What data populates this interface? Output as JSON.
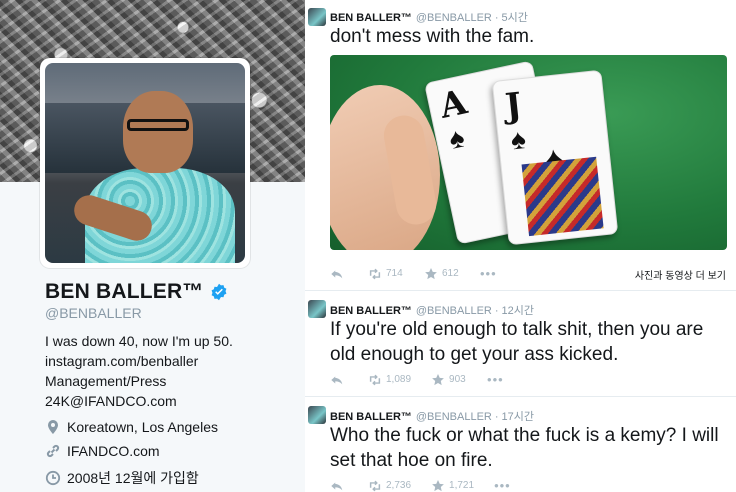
{
  "profile": {
    "name": "BEN BALLER™",
    "handle": "@BENBALLER",
    "bio": [
      "I was down 40, now I'm up 50.",
      "instagram.com/benballer",
      "Management/Press",
      "24K@IFANDCO.com"
    ],
    "location": "Koreatown, Los Angeles",
    "website": "IFANDCO.com",
    "joined": "2008년 12월에 가입함",
    "icons": {
      "verified": "verified-badge-icon",
      "location": "location-pin-icon",
      "link": "link-icon",
      "joined": "calendar-clock-icon"
    },
    "colors": {
      "verified": "#1da1f2",
      "text": "#14171a",
      "muted": "#8899a6"
    }
  },
  "tweets": [
    {
      "name": "BEN BALLER™",
      "handle": "@BENBALLER",
      "time": "5시간",
      "text": "don't mess with the fam.",
      "retweets": "714",
      "likes": "612",
      "more": "•••",
      "media_link": "사진과 동영상 더 보기",
      "has_photo": true,
      "photo_card_ranks": [
        "A",
        "J"
      ]
    },
    {
      "name": "BEN BALLER™",
      "handle": "@BENBALLER",
      "time": "12시간",
      "text": "If you're old enough to talk shit, then you are old enough to get your ass kicked.",
      "retweets": "1,089",
      "likes": "903",
      "more": "•••"
    },
    {
      "name": "BEN BALLER™",
      "handle": "@BENBALLER",
      "time": "17시간",
      "text": "Who the fuck or what the fuck is a kemy? I will set that hoe on fire.",
      "retweets": "2,736",
      "likes": "1,721",
      "more": "•••"
    }
  ]
}
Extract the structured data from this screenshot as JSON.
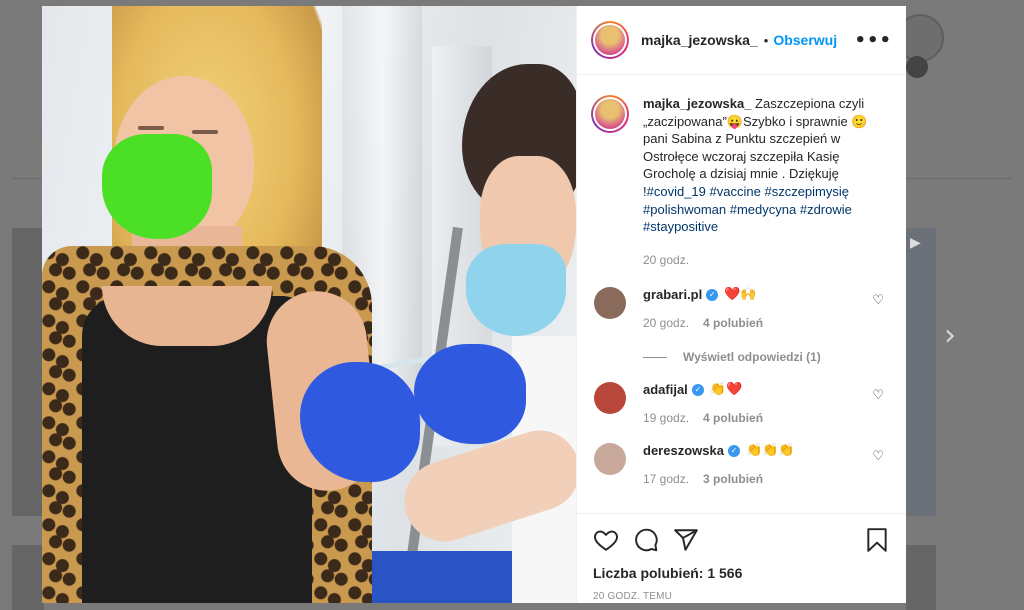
{
  "post": {
    "username": "majka_jezowska_",
    "dot": "•",
    "follow_label": "Obserwuj",
    "more_label": "•••",
    "caption_text": "Zaszczepiona czyli „zaczipowana”😛Szybko i sprawnie 🙂 pani Sabina z Punktu szczepień w Ostrołęce wczoraj szczepiła Kasię Grocholę a dzisiaj mnie . Dziękuję !",
    "hashtags": [
      "#covid_19",
      "#vaccine",
      "#szczepimysię",
      "#polishwoman",
      "#medycyna",
      "#zdrowie",
      "#staypositive"
    ],
    "caption_time": "20 godz."
  },
  "comments": [
    {
      "username": "grabari.pl",
      "text": "❤️🙌",
      "time": "20 godz.",
      "likes": "4 polubień",
      "avatar_color": "#8a6a5a"
    },
    {
      "username": "adafijal",
      "text": "👏❤️",
      "time": "19 godz.",
      "likes": "4 polubień",
      "avatar_color": "#b8463a"
    },
    {
      "username": "dereszowska",
      "text": "👏👏👏",
      "time": "17 godz.",
      "likes": "3 polubień",
      "avatar_color": "#c8a89a"
    }
  ],
  "replies_label": "Wyświetl odpowiedzi (1)",
  "likes_total": "Liczba polubień: 1 566",
  "post_timestamp": "20 GODZ. TEMU",
  "icons": {
    "like": "heart-icon",
    "comment": "comment-icon",
    "share": "share-icon",
    "save": "bookmark-icon",
    "comment_like": "heart-outline-icon",
    "verified": "verified-badge-icon",
    "next": "chevron-right-icon"
  },
  "colors": {
    "accent": "#0095f6",
    "verified": "#3897f0",
    "hashtag": "#00376b",
    "muted": "#8e8e8e"
  }
}
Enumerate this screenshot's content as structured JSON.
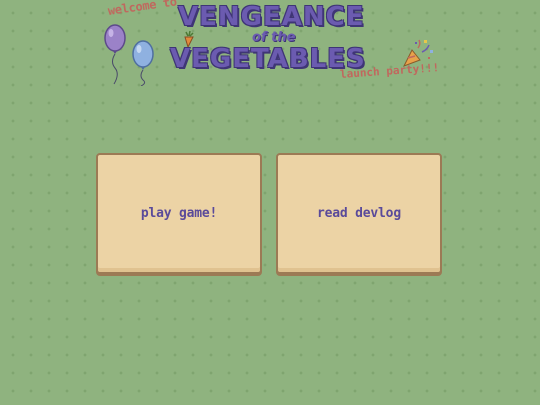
{
  "header": {
    "welcome_text": "welcome to",
    "title_line1": "VENGEANCE",
    "title_of": "of the",
    "title_line2": "VEGETABLES",
    "subtitle": "launch party!!!"
  },
  "buttons": {
    "play_label": "play game!",
    "devlog_label": "read devlog"
  },
  "colors": {
    "background": "#8fb37f",
    "title": "#6b5bb0",
    "accent_text": "#c0685e",
    "button_face": "#ecd3a5",
    "button_border": "#9c7a55",
    "balloon_purple": "#9b82c8",
    "balloon_blue": "#8fb1e0"
  },
  "icons": [
    "balloon-purple-icon",
    "balloon-blue-icon",
    "carrot-icon",
    "party-popper-icon"
  ]
}
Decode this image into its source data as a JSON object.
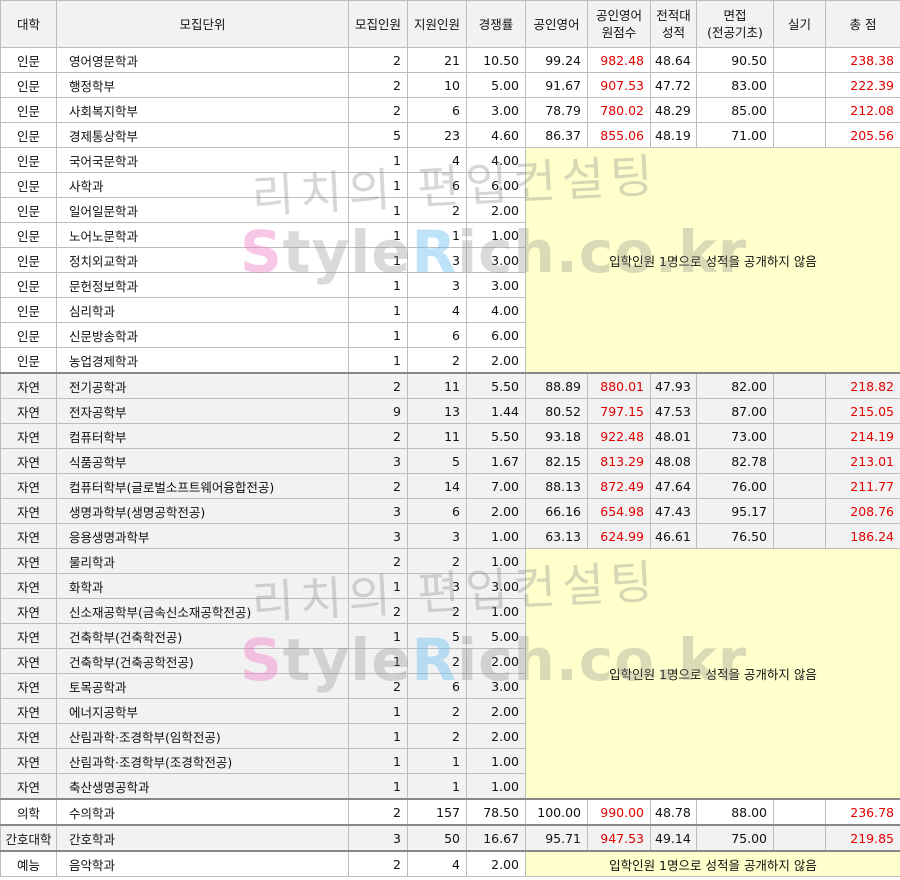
{
  "headers": [
    "대학",
    "모집단위",
    "모집인원",
    "지원인원",
    "경쟁률",
    "공인영어",
    "공인영어\n원점수",
    "전적대\n성적",
    "면접\n(전공기초)",
    "실기",
    "총 점"
  ],
  "note": "입학인원 1명으로 성적을 공개하지 않음",
  "watermark": {
    "korean": "리치의 편입컨설팅",
    "site_s": "S",
    "site_a": "tyle",
    "site_r": "R",
    "site_b": "ich.co.kr"
  },
  "rows": [
    {
      "univ": "인문",
      "unit": "영어영문학과",
      "quota": "2",
      "applicants": "21",
      "ratio": "10.50",
      "eng": "99.24",
      "eng_raw": "982.48",
      "gpa": "48.64",
      "interview": "90.50",
      "practical": "",
      "total": "238.38"
    },
    {
      "univ": "인문",
      "unit": "행정학부",
      "quota": "2",
      "applicants": "10",
      "ratio": "5.00",
      "eng": "91.67",
      "eng_raw": "907.53",
      "gpa": "47.72",
      "interview": "83.00",
      "practical": "",
      "total": "222.39"
    },
    {
      "univ": "인문",
      "unit": "사회복지학부",
      "quota": "2",
      "applicants": "6",
      "ratio": "3.00",
      "eng": "78.79",
      "eng_raw": "780.02",
      "gpa": "48.29",
      "interview": "85.00",
      "practical": "",
      "total": "212.08"
    },
    {
      "univ": "인문",
      "unit": "경제통상학부",
      "quota": "5",
      "applicants": "23",
      "ratio": "4.60",
      "eng": "86.37",
      "eng_raw": "855.06",
      "gpa": "48.19",
      "interview": "71.00",
      "practical": "",
      "total": "205.56"
    },
    {
      "univ": "인문",
      "unit": "국어국문학과",
      "quota": "1",
      "applicants": "4",
      "ratio": "4.00"
    },
    {
      "univ": "인문",
      "unit": "사학과",
      "quota": "1",
      "applicants": "6",
      "ratio": "6.00"
    },
    {
      "univ": "인문",
      "unit": "일어일문학과",
      "quota": "1",
      "applicants": "2",
      "ratio": "2.00"
    },
    {
      "univ": "인문",
      "unit": "노어노문학과",
      "quota": "1",
      "applicants": "1",
      "ratio": "1.00"
    },
    {
      "univ": "인문",
      "unit": "정치외교학과",
      "quota": "1",
      "applicants": "3",
      "ratio": "3.00"
    },
    {
      "univ": "인문",
      "unit": "문헌정보학과",
      "quota": "1",
      "applicants": "3",
      "ratio": "3.00"
    },
    {
      "univ": "인문",
      "unit": "심리학과",
      "quota": "1",
      "applicants": "4",
      "ratio": "4.00"
    },
    {
      "univ": "인문",
      "unit": "신문방송학과",
      "quota": "1",
      "applicants": "6",
      "ratio": "6.00"
    },
    {
      "univ": "인문",
      "unit": "농업경제학과",
      "quota": "1",
      "applicants": "2",
      "ratio": "2.00"
    },
    {
      "univ": "자연",
      "unit": "전기공학과",
      "quota": "2",
      "applicants": "11",
      "ratio": "5.50",
      "eng": "88.89",
      "eng_raw": "880.01",
      "gpa": "47.93",
      "interview": "82.00",
      "practical": "",
      "total": "218.82"
    },
    {
      "univ": "자연",
      "unit": "전자공학부",
      "quota": "9",
      "applicants": "13",
      "ratio": "1.44",
      "eng": "80.52",
      "eng_raw": "797.15",
      "gpa": "47.53",
      "interview": "87.00",
      "practical": "",
      "total": "215.05"
    },
    {
      "univ": "자연",
      "unit": "컴퓨터학부",
      "quota": "2",
      "applicants": "11",
      "ratio": "5.50",
      "eng": "93.18",
      "eng_raw": "922.48",
      "gpa": "48.01",
      "interview": "73.00",
      "practical": "",
      "total": "214.19"
    },
    {
      "univ": "자연",
      "unit": "식품공학부",
      "quota": "3",
      "applicants": "5",
      "ratio": "1.67",
      "eng": "82.15",
      "eng_raw": "813.29",
      "gpa": "48.08",
      "interview": "82.78",
      "practical": "",
      "total": "213.01"
    },
    {
      "univ": "자연",
      "unit": "컴퓨터학부(글로벌소프트웨어융합전공)",
      "quota": "2",
      "applicants": "14",
      "ratio": "7.00",
      "eng": "88.13",
      "eng_raw": "872.49",
      "gpa": "47.64",
      "interview": "76.00",
      "practical": "",
      "total": "211.77"
    },
    {
      "univ": "자연",
      "unit": "생명과학부(생명공학전공)",
      "quota": "3",
      "applicants": "6",
      "ratio": "2.00",
      "eng": "66.16",
      "eng_raw": "654.98",
      "gpa": "47.43",
      "interview": "95.17",
      "practical": "",
      "total": "208.76"
    },
    {
      "univ": "자연",
      "unit": "응용생명과학부",
      "quota": "3",
      "applicants": "3",
      "ratio": "1.00",
      "eng": "63.13",
      "eng_raw": "624.99",
      "gpa": "46.61",
      "interview": "76.50",
      "practical": "",
      "total": "186.24"
    },
    {
      "univ": "자연",
      "unit": "물리학과",
      "quota": "2",
      "applicants": "2",
      "ratio": "1.00"
    },
    {
      "univ": "자연",
      "unit": "화학과",
      "quota": "1",
      "applicants": "3",
      "ratio": "3.00"
    },
    {
      "univ": "자연",
      "unit": "신소재공학부(금속신소재공학전공)",
      "quota": "2",
      "applicants": "2",
      "ratio": "1.00"
    },
    {
      "univ": "자연",
      "unit": "건축학부(건축학전공)",
      "quota": "1",
      "applicants": "5",
      "ratio": "5.00"
    },
    {
      "univ": "자연",
      "unit": "건축학부(건축공학전공)",
      "quota": "1",
      "applicants": "2",
      "ratio": "2.00"
    },
    {
      "univ": "자연",
      "unit": "토목공학과",
      "quota": "2",
      "applicants": "6",
      "ratio": "3.00"
    },
    {
      "univ": "자연",
      "unit": "에너지공학부",
      "quota": "1",
      "applicants": "2",
      "ratio": "2.00"
    },
    {
      "univ": "자연",
      "unit": "산림과학·조경학부(임학전공)",
      "quota": "1",
      "applicants": "2",
      "ratio": "2.00"
    },
    {
      "univ": "자연",
      "unit": "산림과학·조경학부(조경학전공)",
      "quota": "1",
      "applicants": "1",
      "ratio": "1.00"
    },
    {
      "univ": "자연",
      "unit": "축산생명공학과",
      "quota": "1",
      "applicants": "1",
      "ratio": "1.00"
    },
    {
      "univ": "의학",
      "unit": "수의학과",
      "quota": "2",
      "applicants": "157",
      "ratio": "78.50",
      "eng": "100.00",
      "eng_raw": "990.00",
      "gpa": "48.78",
      "interview": "88.00",
      "practical": "",
      "total": "236.78"
    },
    {
      "univ": "간호대학",
      "unit": "간호학과",
      "quota": "3",
      "applicants": "50",
      "ratio": "16.67",
      "eng": "95.71",
      "eng_raw": "947.53",
      "gpa": "49.14",
      "interview": "75.00",
      "practical": "",
      "total": "219.85"
    },
    {
      "univ": "예능",
      "unit": "음악학과",
      "quota": "2",
      "applicants": "4",
      "ratio": "2.00"
    }
  ]
}
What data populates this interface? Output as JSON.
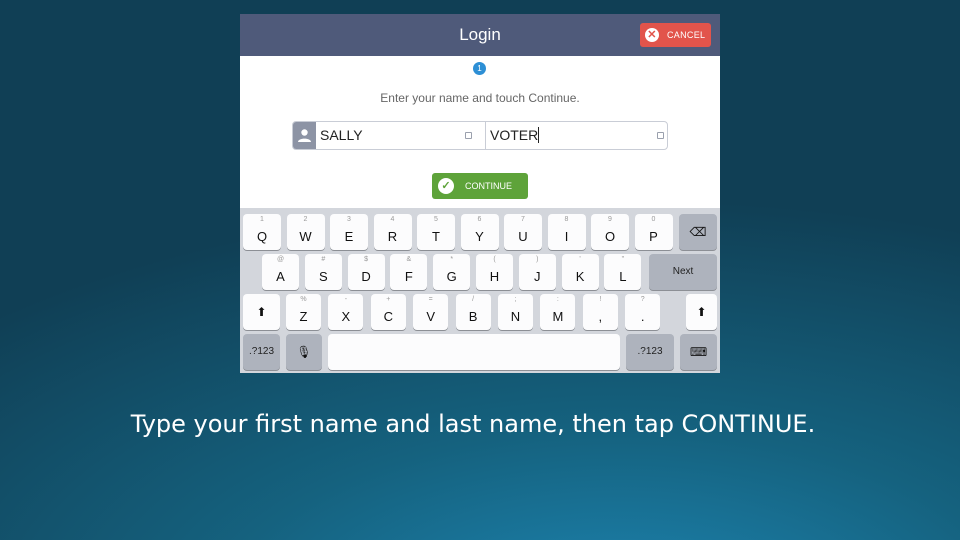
{
  "header": {
    "title": "Login",
    "cancel_label": "CANCEL"
  },
  "step_number": "1",
  "instruction": "Enter your name and touch Continue.",
  "form": {
    "first_name": "SALLY",
    "last_name": "VOTER"
  },
  "continue_label": "CONTINUE",
  "keyboard": {
    "row1": [
      {
        "hint": "1",
        "key": "Q"
      },
      {
        "hint": "2",
        "key": "W"
      },
      {
        "hint": "3",
        "key": "E"
      },
      {
        "hint": "4",
        "key": "R"
      },
      {
        "hint": "5",
        "key": "T"
      },
      {
        "hint": "6",
        "key": "Y"
      },
      {
        "hint": "7",
        "key": "U"
      },
      {
        "hint": "8",
        "key": "I"
      },
      {
        "hint": "9",
        "key": "O"
      },
      {
        "hint": "0",
        "key": "P"
      }
    ],
    "row2": [
      {
        "hint": "@",
        "key": "A"
      },
      {
        "hint": "#",
        "key": "S"
      },
      {
        "hint": "$",
        "key": "D"
      },
      {
        "hint": "&",
        "key": "F"
      },
      {
        "hint": "*",
        "key": "G"
      },
      {
        "hint": "(",
        "key": "H"
      },
      {
        "hint": ")",
        "key": "J"
      },
      {
        "hint": "'",
        "key": "K"
      },
      {
        "hint": "\"",
        "key": "L"
      }
    ],
    "row3": [
      {
        "hint": "%",
        "key": "Z"
      },
      {
        "hint": "-",
        "key": "X"
      },
      {
        "hint": "+",
        "key": "C"
      },
      {
        "hint": "=",
        "key": "V"
      },
      {
        "hint": "/",
        "key": "B"
      },
      {
        "hint": ";",
        "key": "N"
      },
      {
        "hint": ":",
        "key": "M"
      },
      {
        "hint": "!",
        "key": ","
      },
      {
        "hint": "?",
        "key": "."
      }
    ],
    "next_label": "Next",
    "numbers_label": ".?123"
  },
  "caption": "Type your first name and last name, then tap CONTINUE.",
  "colors": {
    "header": "#4f5a7a",
    "cancel": "#e2544b",
    "continue": "#5ea33a",
    "step_badge": "#2d8fd5",
    "background": "#15627f"
  }
}
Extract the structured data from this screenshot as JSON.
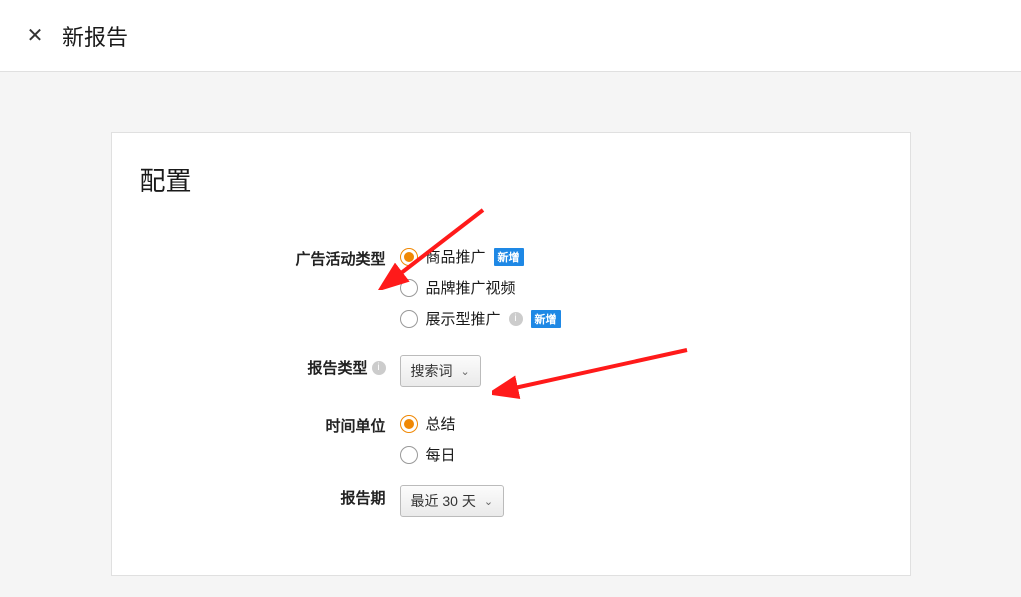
{
  "header": {
    "title": "新报告"
  },
  "card": {
    "title": "配置"
  },
  "form": {
    "campaign_type": {
      "label": "广告活动类型",
      "options": [
        {
          "label": "商品推广",
          "checked": true,
          "badge": "新增"
        },
        {
          "label": "品牌推广视频",
          "checked": false
        },
        {
          "label": "展示型推广",
          "checked": false,
          "info": true,
          "badge": "新增"
        }
      ]
    },
    "report_type": {
      "label": "报告类型",
      "selected": "搜索词"
    },
    "time_unit": {
      "label": "时间单位",
      "options": [
        {
          "label": "总结",
          "checked": true
        },
        {
          "label": "每日",
          "checked": false
        }
      ]
    },
    "report_period": {
      "label": "报告期",
      "selected": "最近 30 天"
    }
  }
}
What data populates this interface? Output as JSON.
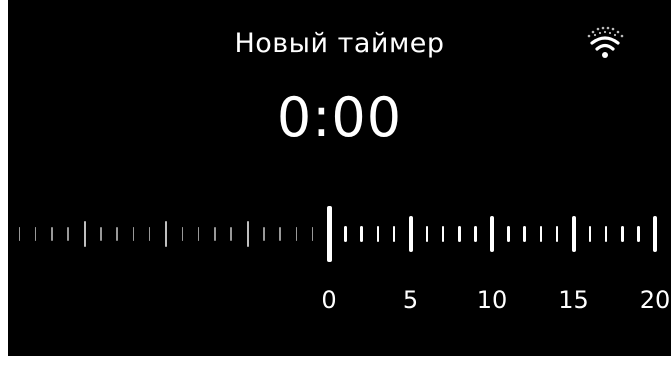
{
  "header": {
    "title": "Новый таймер",
    "wifi_icon": "wifi-icon"
  },
  "timer": {
    "value": "0:00"
  },
  "scale": {
    "labels": [
      "0",
      "5",
      "10",
      "15",
      "20"
    ],
    "selected": "0"
  },
  "colors": {
    "background": "#000000",
    "foreground": "#ffffff"
  }
}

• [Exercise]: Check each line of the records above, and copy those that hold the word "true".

• [The answer]:
      "has_photo": true,
          "checked": true,
          "info": true,
          "checked": true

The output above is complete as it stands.